Under Alice’s leadership, and that of two subsequent presidents and a host of talented board members, the Women & Girls Fund endowment—using “the power of pooled resources,” where a $10 dollar donation is as important as a $1,000 donation—has grown to more than $500,000 in the 10 years since it was established. As of this year, a total of more than $300,000 in grant funding has been awarded to 54 nonprofits in Caroline, Dorchester, Kent, Queen Anne’s and Talbot counties. The Fund has supported more than 64 projects and programs, helping to change the traditional imbalance that saw only six cents of every philanthropic dollar go to organizations that focus on services to women and girls.

In addition to endowment fundraising and grant distribution, the Women & Girls Fund presents a yearly award to honor a community member who has made an outstanding contribution toward understanding and addressing the needs of women and girls in the Mid-Shore region. Also, as part of its educational initiative, the Fund offers an annual speaker series featuring nationally recognized presenters who both educate and entertain. I enjoyed meeting the September 2012 speaker, Jenna Bush Hager, and listening to her talk, “Making a Difference: How the Power of Compassion Changes Lives.” She discussed her 2006 travels in Latin America, undertaken while an intern with UNICEF, from which came her inspiration for the New York Times bestseller “Ana’s Story: A Journey of Hope.”

Using a combination of fundraising events and campaigns—such as the ongoing Campaign for 1,000 Friends (donate $1,000 to become a friend) and the Honor Someone Special Campaign (donate $10 to honor someone special)—the Women & Girls Fund hopes to reach its goal of a $1 million endowment by April 2013. Once that goal is met, the organization plans to raise its grant-giving level to $50,000 a year, further addressing the critical needs of women and girls in the area, which include homelessness, mental illness, abuse, after-school programs, legal services, affordable housing, education, fitness, health, nutrition and cultural enrichment programs.

Looking back on her own life, Alice speculates that an organization like the Women & Girls Fund could have greatly impacted her “by providing grants for girls to take accelerated math studies, helping with self-esteem issues and helping girls wanting to get into male-dominated career fields.”

As such, it’s with great honor and pride that Alice and all those involved with the Women & Girls Fund are able to provide those opportunities and so much more today.
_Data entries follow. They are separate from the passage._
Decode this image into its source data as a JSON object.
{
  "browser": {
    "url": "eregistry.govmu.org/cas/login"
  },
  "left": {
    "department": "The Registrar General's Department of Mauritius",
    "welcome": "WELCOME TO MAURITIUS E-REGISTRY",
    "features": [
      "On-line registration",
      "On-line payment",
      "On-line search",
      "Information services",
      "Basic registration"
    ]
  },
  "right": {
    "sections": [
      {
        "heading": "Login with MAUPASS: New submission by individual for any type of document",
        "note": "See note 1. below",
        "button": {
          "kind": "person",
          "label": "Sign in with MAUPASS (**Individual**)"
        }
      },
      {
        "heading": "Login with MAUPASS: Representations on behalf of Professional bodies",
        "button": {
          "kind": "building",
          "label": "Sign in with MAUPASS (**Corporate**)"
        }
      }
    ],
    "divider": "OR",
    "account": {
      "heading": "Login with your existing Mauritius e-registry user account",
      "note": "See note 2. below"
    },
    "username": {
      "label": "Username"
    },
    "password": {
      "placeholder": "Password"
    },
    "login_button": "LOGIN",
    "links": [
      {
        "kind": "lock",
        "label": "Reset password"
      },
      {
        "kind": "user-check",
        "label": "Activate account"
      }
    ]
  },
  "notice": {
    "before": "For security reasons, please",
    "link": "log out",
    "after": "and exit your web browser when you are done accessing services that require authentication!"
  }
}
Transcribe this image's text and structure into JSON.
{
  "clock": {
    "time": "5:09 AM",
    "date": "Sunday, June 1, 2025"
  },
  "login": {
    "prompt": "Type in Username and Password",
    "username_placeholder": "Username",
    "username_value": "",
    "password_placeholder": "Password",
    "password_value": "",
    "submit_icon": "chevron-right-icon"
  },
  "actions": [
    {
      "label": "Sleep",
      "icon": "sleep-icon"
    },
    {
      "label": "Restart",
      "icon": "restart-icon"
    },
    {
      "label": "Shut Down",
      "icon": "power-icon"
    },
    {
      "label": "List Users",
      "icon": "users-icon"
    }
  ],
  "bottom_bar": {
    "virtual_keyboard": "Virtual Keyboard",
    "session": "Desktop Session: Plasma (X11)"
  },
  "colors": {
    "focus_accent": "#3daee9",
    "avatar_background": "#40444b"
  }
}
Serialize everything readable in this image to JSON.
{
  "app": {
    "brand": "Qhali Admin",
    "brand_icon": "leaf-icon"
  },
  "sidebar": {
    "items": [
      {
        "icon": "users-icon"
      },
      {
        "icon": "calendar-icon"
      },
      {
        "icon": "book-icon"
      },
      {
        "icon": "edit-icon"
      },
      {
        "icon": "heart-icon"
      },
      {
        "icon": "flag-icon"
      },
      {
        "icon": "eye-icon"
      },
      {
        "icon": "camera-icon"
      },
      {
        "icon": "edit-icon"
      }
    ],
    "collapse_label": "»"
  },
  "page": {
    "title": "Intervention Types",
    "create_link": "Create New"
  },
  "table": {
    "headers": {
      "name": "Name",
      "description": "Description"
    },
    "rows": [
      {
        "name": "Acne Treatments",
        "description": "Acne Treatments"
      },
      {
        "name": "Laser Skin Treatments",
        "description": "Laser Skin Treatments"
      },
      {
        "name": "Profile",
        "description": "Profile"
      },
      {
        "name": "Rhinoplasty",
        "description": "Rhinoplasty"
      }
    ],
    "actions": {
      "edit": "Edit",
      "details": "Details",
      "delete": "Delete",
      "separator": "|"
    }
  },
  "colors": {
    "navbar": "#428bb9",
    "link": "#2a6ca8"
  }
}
Recalling one of the Fund’s many success stories, Alice talked of the Child Advocacy Center at the Memorial Hospital at Easton, which, with the help of a Women & Girls Fund grant, allows victims of abuse to testify on camera, sparing them the trauma of testifying against their attacker in court. It is stories like this that make it all worthwhile, says Alice, who has served the women and girls of the Mid-Shore “without fanfare or expectation of return” for 10 years now, according to a friend. “Alice has helped an unknown number of individuals in need and saves every thank you note that she receives. She even pays for all of the Women & Girls Fund’s administrative expenses so that all donations go directly to the endowment.”

That day at Knightly, I watched in admiration as Alice tenderly petted and fed her Rhode Island Red chickens, gleefully showed us her newly acquired two-tone, cherry red 1949 MG convertible, and gently groomed her roses. I thought about the schoolgirl who was such a math genius that the schools couldn’t keep up with her. I thought about Alice’s inspiration and mentor, Sara Jane Davidson, the 2011 Women & Girls Fund Award recipient who was recognized for her contributions as a teacher, coach, counselor, advisor, mentor, community activist and tireless worker. How much like Davidson Alice has become.

After a hug from my new friend, I drove back down Knightly’s tree-lined driveway, thinking about all the faceless women and girls for whom Alice and her Women & Girls Fund friends are advocating, and I vowed to become one of the thousand friends by contributing $1,000. I also vowed to set some new personal goals for myself, starting with conquering my math and technology fears. Why not?